Students earning a bachelor's degree in medical administration learn to work with patients, medical staff and insurance companies. They study organizational behavior, communications, and policies in relation to hospitals and other medical facilities. Additionally, medical administration undergraduates learn about research methods and contemporary issues in health care administration. Students must have a high school diploma or GED to enroll in most programs, while others may require an associate's degree with prior coursework and a 2.5 GPA. These medical administration programs are suitable for medical service professionals seeking advancement opportunities, as well as students looking to start a career in health care management.
Find schools that offer these popular programs
- Health Care Administration
- Health Information and Records Admin
- Health Information Technology
- Health Management and Clinical Administration
- Health Unit Coordinator
- Health Ward Supervisor
- Medical Administrative Assistant or Secretary
- Medical Claims Examiner
- Medical Facilities Management
- Medical Insurance Billing and Coding
- Medical Insurance Services
- Medical Office Computer Technologies
- Medical Office Management
- Medical Office Specialist
- Medical Receptionist
- Medical Staff Services
- Medical Transcriptionist
Bachelor's Degree in Medical Administration
Medical administration majors are usually required to take part in a professional internship within a hospital, doctor's office, long-term care facility or home health care company. They also study such topics as:
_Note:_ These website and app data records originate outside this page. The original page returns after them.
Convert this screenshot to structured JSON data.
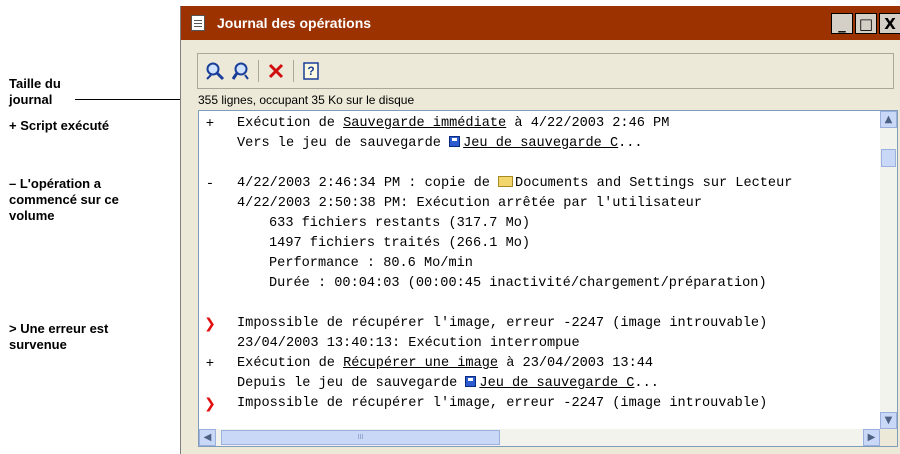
{
  "callouts": {
    "journal_size_line1": "Taille du",
    "journal_size_line2": "journal",
    "script_executed": "+ Script exécuté",
    "operation_started_line1": "– L'opération a",
    "operation_started_line2": "commencé sur ce",
    "operation_started_line3": "volume",
    "error_line1": "> Une erreur est",
    "error_line2": "survenue"
  },
  "window": {
    "title": "Journal des opérations",
    "minimize_symbol": "_",
    "maximize_symbol": "□",
    "close_symbol": "X"
  },
  "toolbar": {
    "icons": [
      "find-icon",
      "find-next-icon",
      "delete-icon",
      "help-icon"
    ],
    "help_symbol": "?"
  },
  "status": "355 lignes, occupant 35 Ko sur le disque",
  "log": {
    "markers": {
      "plus": "+",
      "minus": "-",
      "error": "❯"
    },
    "l1_prefix": "Exécution de ",
    "l1_link": "Sauvegarde immédiate",
    "l1_suffix": " à 4/22/2003 2:46 PM",
    "l2_prefix": "Vers le jeu de sauvegarde ",
    "l2_link": "Jeu de sauvegarde C",
    "l2_suffix": "...",
    "l3_prefix": "4/22/2003 2:46:34 PM : copie de ",
    "l3_suffix": "Documents and Settings sur Lecteur",
    "l4": "4/22/2003 2:50:38 PM: Exécution arrêtée par l'utilisateur",
    "l5": "633 fichiers restants (317.7 Mo)",
    "l6": "1497 fichiers traités (266.1 Mo)",
    "l7": "Performance : 80.6 Mo/min",
    "l8": "Durée : 00:04:03 (00:00:45 inactivité/chargement/préparation)",
    "l9": "Impossible de récupérer l'image, erreur -2247 (image introuvable)",
    "l10": "23/04/2003 13:40:13: Exécution interrompue",
    "l11_prefix": "Exécution de ",
    "l11_link": "Récupérer une image",
    "l11_suffix": " à 23/04/2003 13:44",
    "l12_prefix": "Depuis le jeu de sauvegarde ",
    "l12_link": "Jeu de sauvegarde C",
    "l12_suffix": "...",
    "l13": "Impossible de récupérer l'image, erreur -2247 (image introuvable)"
  },
  "scrollbars": {
    "up": "▲",
    "down": "▼",
    "left": "◀",
    "right": "▶",
    "grip": "III"
  },
  "colors": {
    "titlebar": "#9c3200",
    "error_marker": "#e01010",
    "window_face": "#ece9d8",
    "scroll_accent": "#c9d8f7"
  }
}
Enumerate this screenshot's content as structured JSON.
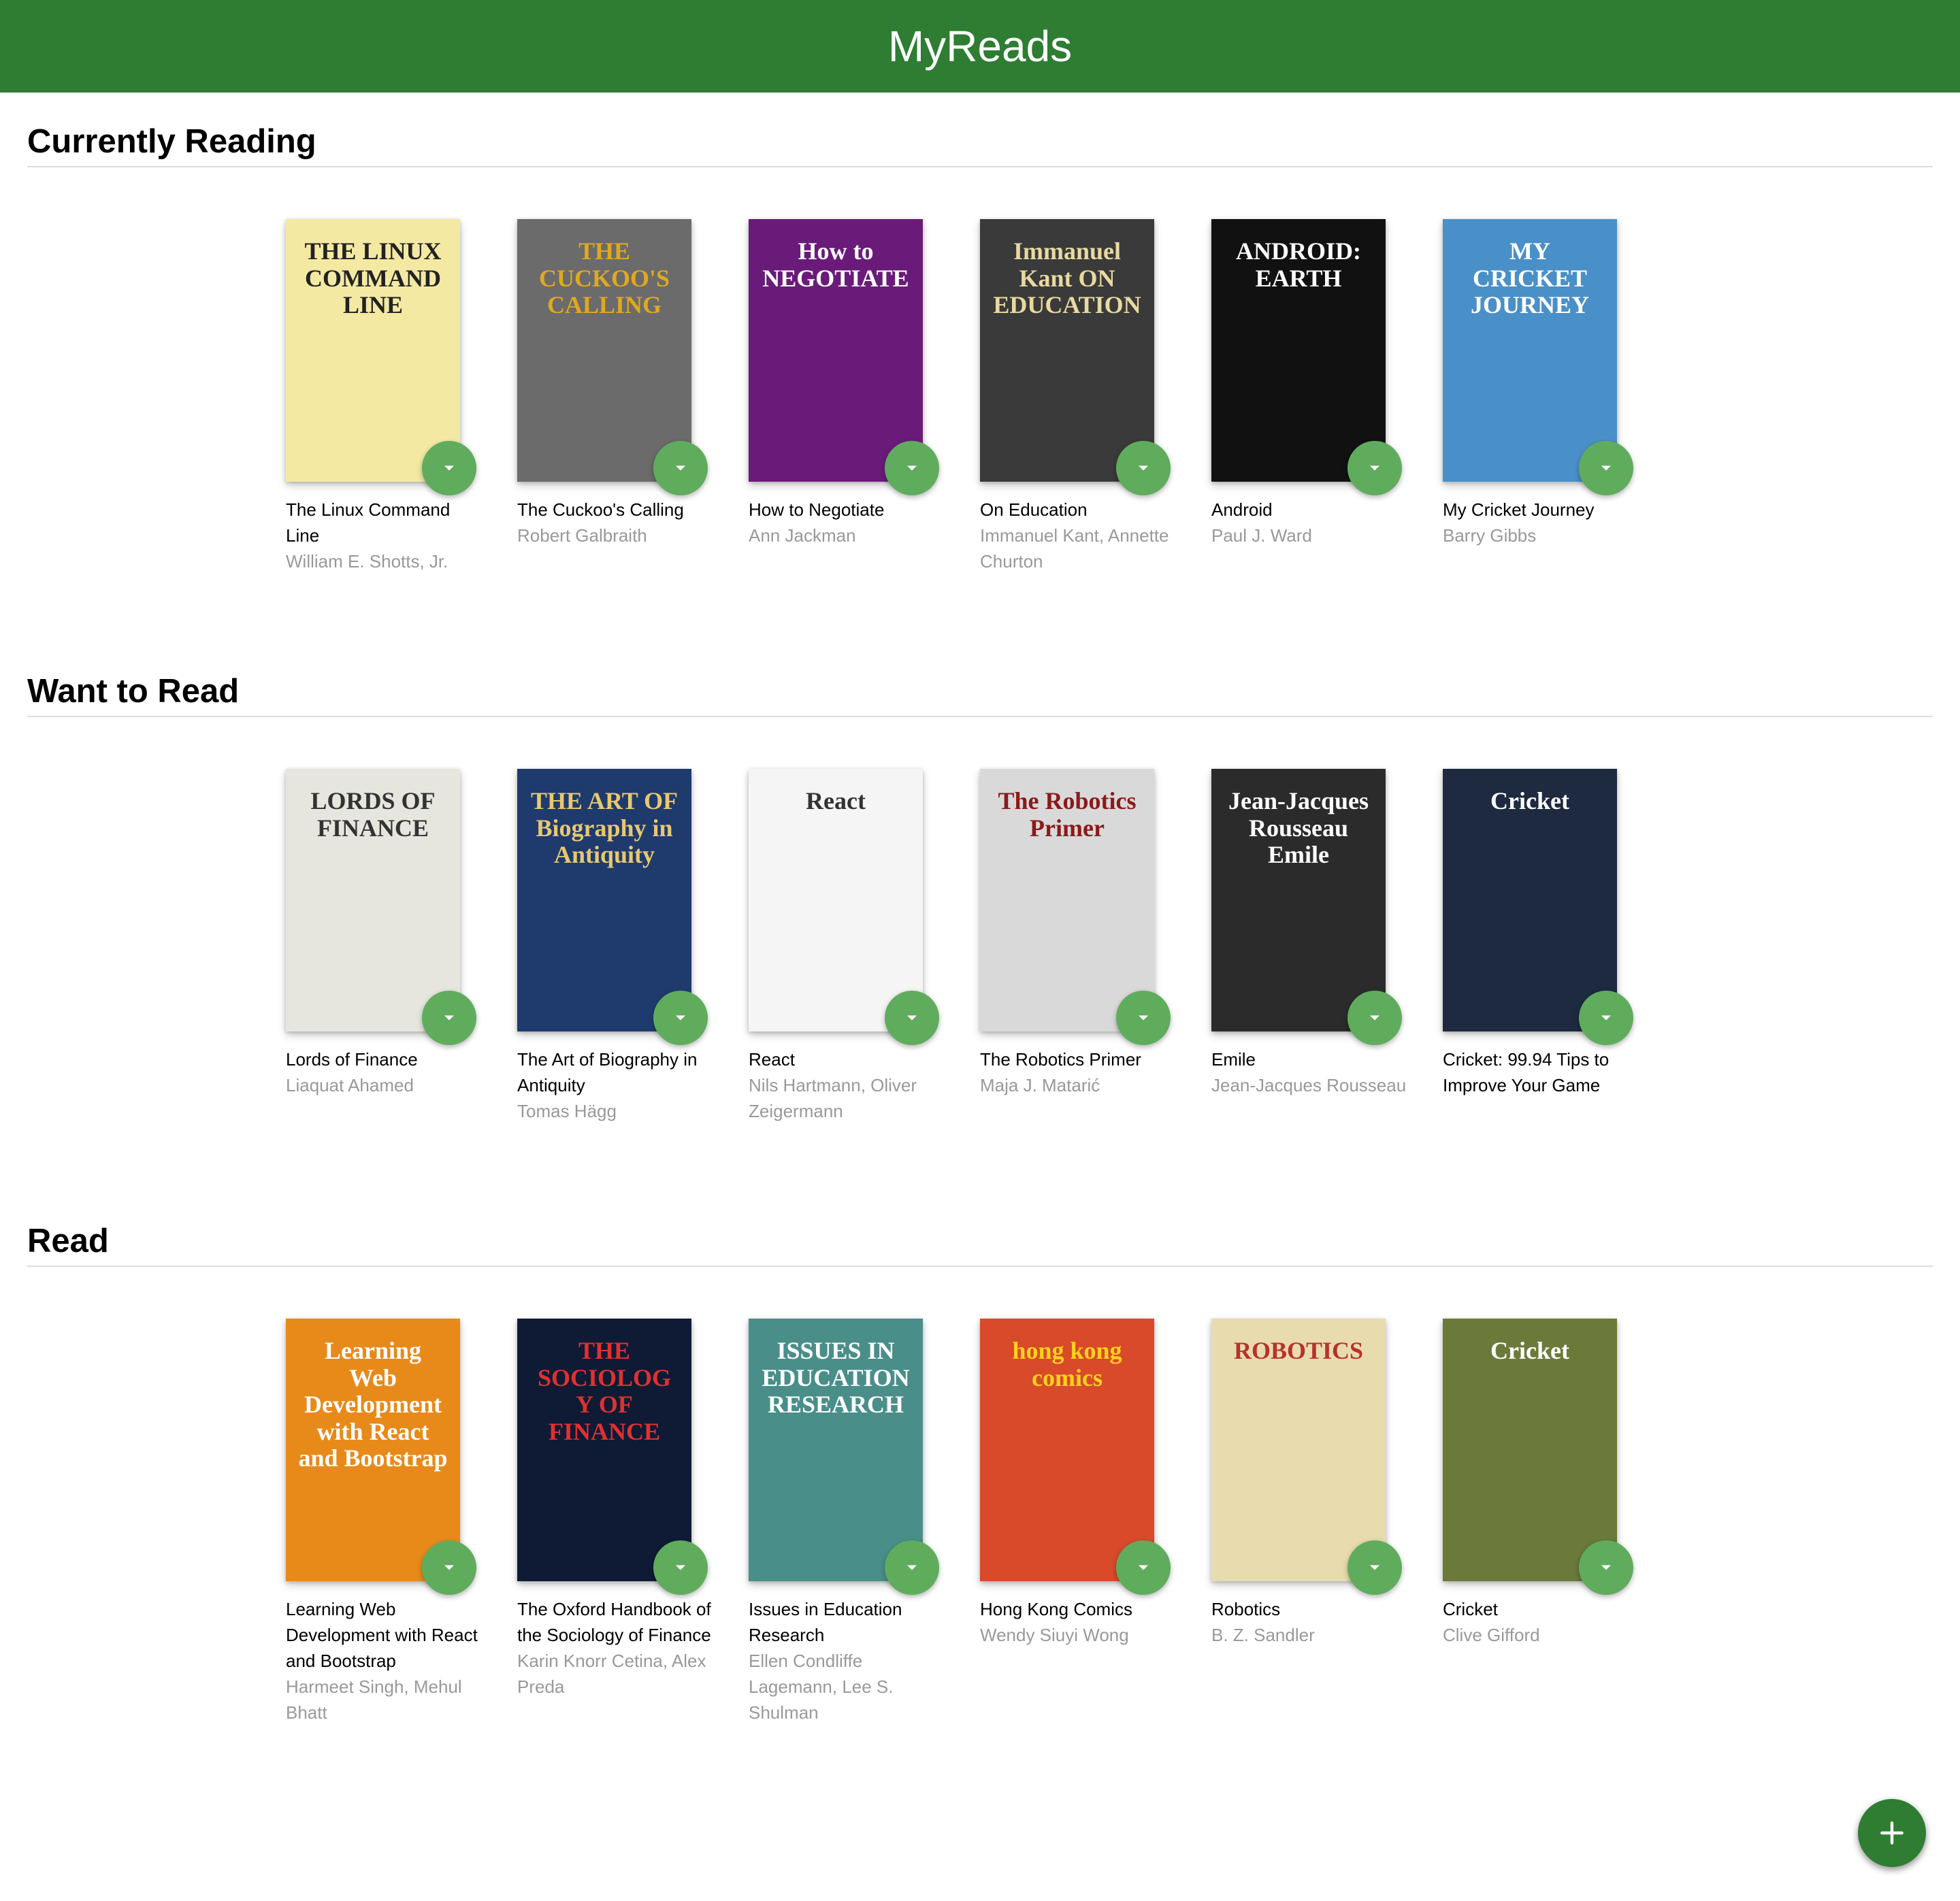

- Medical personnel management
- Techniques for improving patient care services
- Information systems for medical administrators
- Health care budgeting and finance
- Ethics for medical professionals
Employment Outlook and Salary Information
As of May 2015, the average annual wage for medical and health services managers was nearly $106,070, according to the U.S. Bureau of Labor Statistics (www.bls.gov). What's more, from 2014-2024, the same agency reported that overall employment of health services managers was predicted to increase faster than the average for all occupations, about 17%.
Continuing Education Information
While graduates of a 4-year degree program in medical administration are adequately prepared for many entry-level administrative positions, most professionals in the field possess a masters' degrees. Consequently, many bachelor's holders may decide to seek a master's degree in health services administration. Other related graduate degrees include a long-term care administration or a public health master's degree.
Medical administration bachelor's degree programs combine general business training with specialized instruction in healthcare management and operations. Graduates can choose to pursue master's education or start their career in an entry-level administration position in a number of settings.